Baruch professor accused of misconduct no longer with the college



Yelena Dzhanova and Angel Torres


Dept. of Philosophy

James Rowes’ name is not listed on the philosophy department’s teaching schedule for this semester, as he was removed after allegations of inappropriate conduct.

Image Credit: Julian Tineo | The Ticker

A philosophy professor has been removed from his teaching position at Baruch College by administrators, officials confirmed to The Ticker.

James Frederick William Rowe, who taught philosophy, does not have any classes assigned to him this semester.

The Ticker could not confirm whether Rowe was removed from his position specifically due to allegations of inappropriate and lewd behavior.

But in fall 2018, The Ticker published an article detailing Rowe’s relationships with his students, some of whom claimed that Rowe kissed them or their friends on the cheek and made inappropriate comments about women and jokes in the classroom.

In the article, out of the two-dozen people that The Ticker interviewed, six students described Rowe’s actions as inappropriate.

“I was creeped out,” Ewa Zaniewski, a former Rowe student, said of the professor’s actions in the original Ticker article.

“It was the last day of finals, and I left immediately afterward and I was like, ‘I won’t ever have to see him again.’”

Rowe had a different point of view.

He originally stated that he didn’t remember any instances of inappropriate behavior, but later amended his statement in an email. He said that only one student ever approached him to let him know that his actions upset them.

Rowe said he apologized to the student and believed they landed on good terms. From Rowe’s perspective, his compliments and interactions with his students were unbiased and meant to be friendly.

In another email to The Ticker, Rowe admitted that he had hugged or kissed “several former students of mine, male and female,” though he didn’t specify whether those students had still been at Baruch or had graduated.

Thomas Teufel, chair of the Philosophy Department, said that he had spoken to Rowe after the article came out on Nov. 19, 2018, but redirected The Ticker to the provost’s office to find out more information about his current employment status.

A professor in Baruch’s philosophy department confirmed that Rowe was removed from the faculty but neither Provost David Christy nor Director of Public Relations Suzanne Bronski used the word “fired” when asked for comment. Bronski, in an emailed statement to The Ticker, said, “James Rowe is no longer an adjunct professor at Baruch College.”

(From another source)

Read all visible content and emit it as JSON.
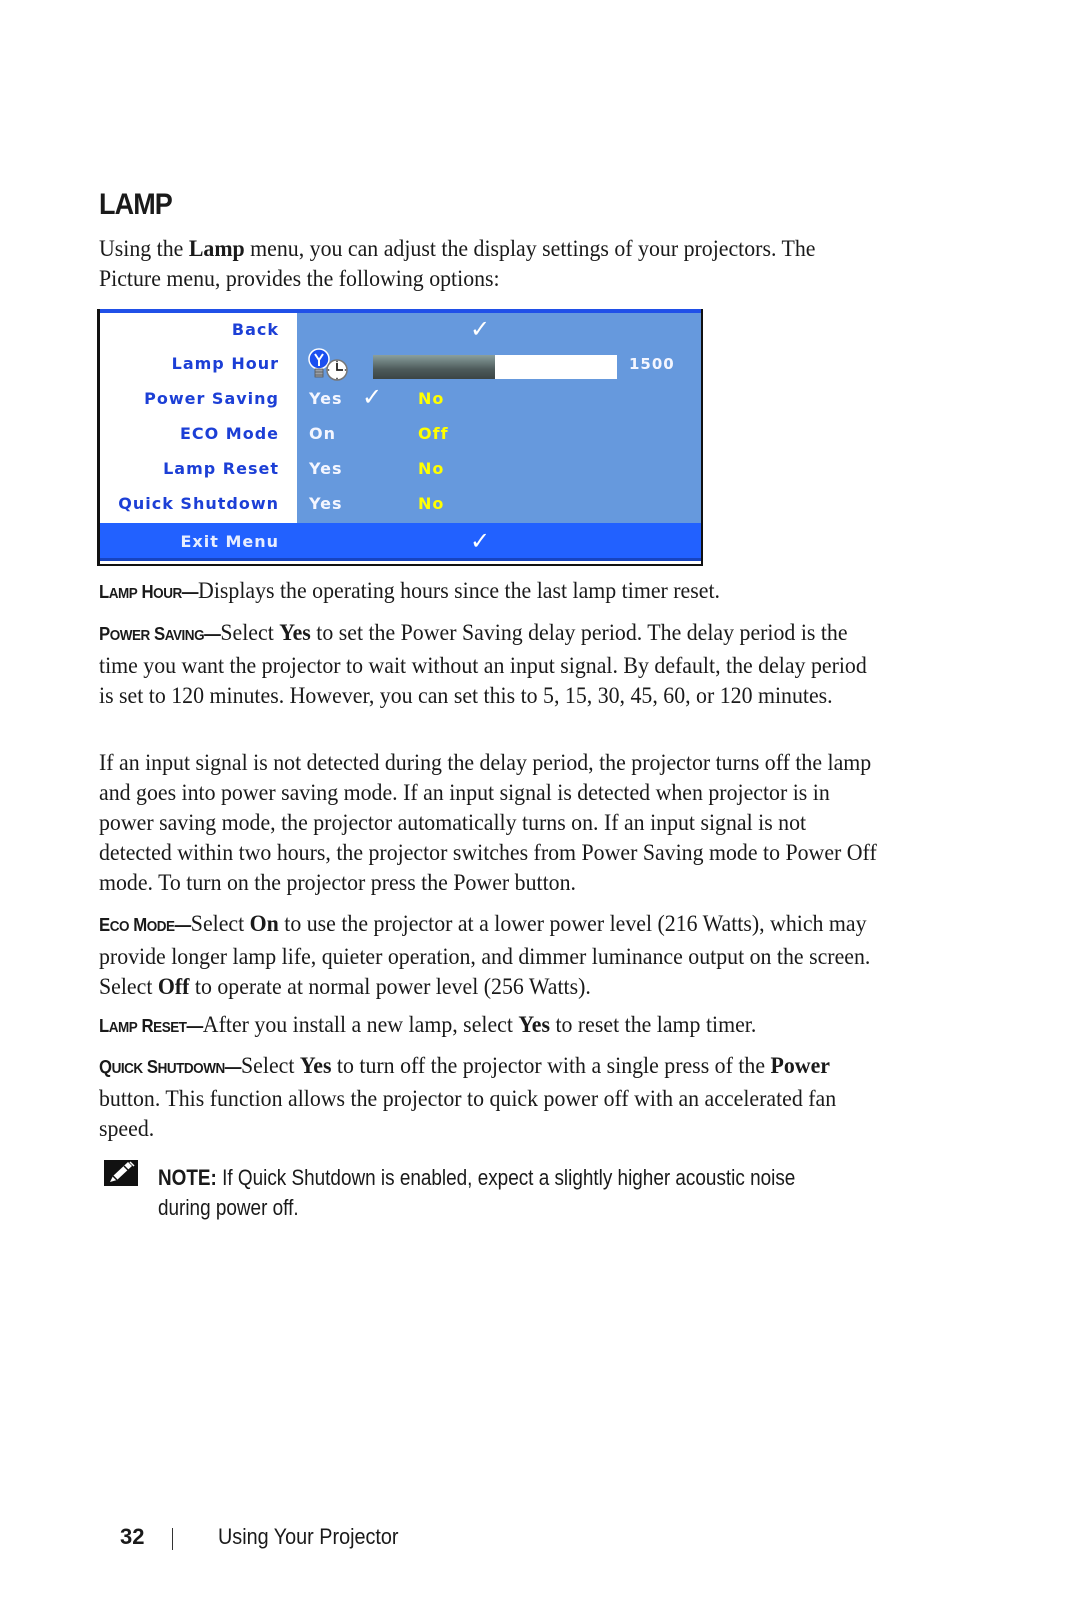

In the same statement, Bronski also said that the college “does not comment further on personnel issues” when probed about why Rowe is no longer part of the Baruch faculty.

“I’m not too surprised [by his employment status] because, I mean, his actions were always sus[picious],” said former student Anthony Zhang.

Another former student, Monjur Hussan, said that he thought it was “great to hear Baruch took some action and didn’t let this slide.”

When asked if he thought a clearer explanation of Rowe’s status should have been given, Hussan, a 19-year-old finance major, said, “Definitely, so other professors and students know that their actions or something they say can have consequences.”

Regardless of the allegations against him, on the teacher-evaluation forum Rate My Professors, Rowe has consistently scored high, both before and after the initial article about him came out.

Former Baruch students gave him an average quality rating of 4.3 on the platform, tagging him as hilarious, respected, caring and other positive adjectives and descriptions.

The ratings for his Fashion Institute of Technology page are also soaring, with an average quality rating of 5.0.

However, his FIT Rate My Professors page only houses two student reviews. His Baruch one houses 50, four of which appear to have been posted in the previous semester, when the article had come out.

A spokesperson at FIT, where Rowe also teaches philosophy, confirmed in a phone call that he is still employed there.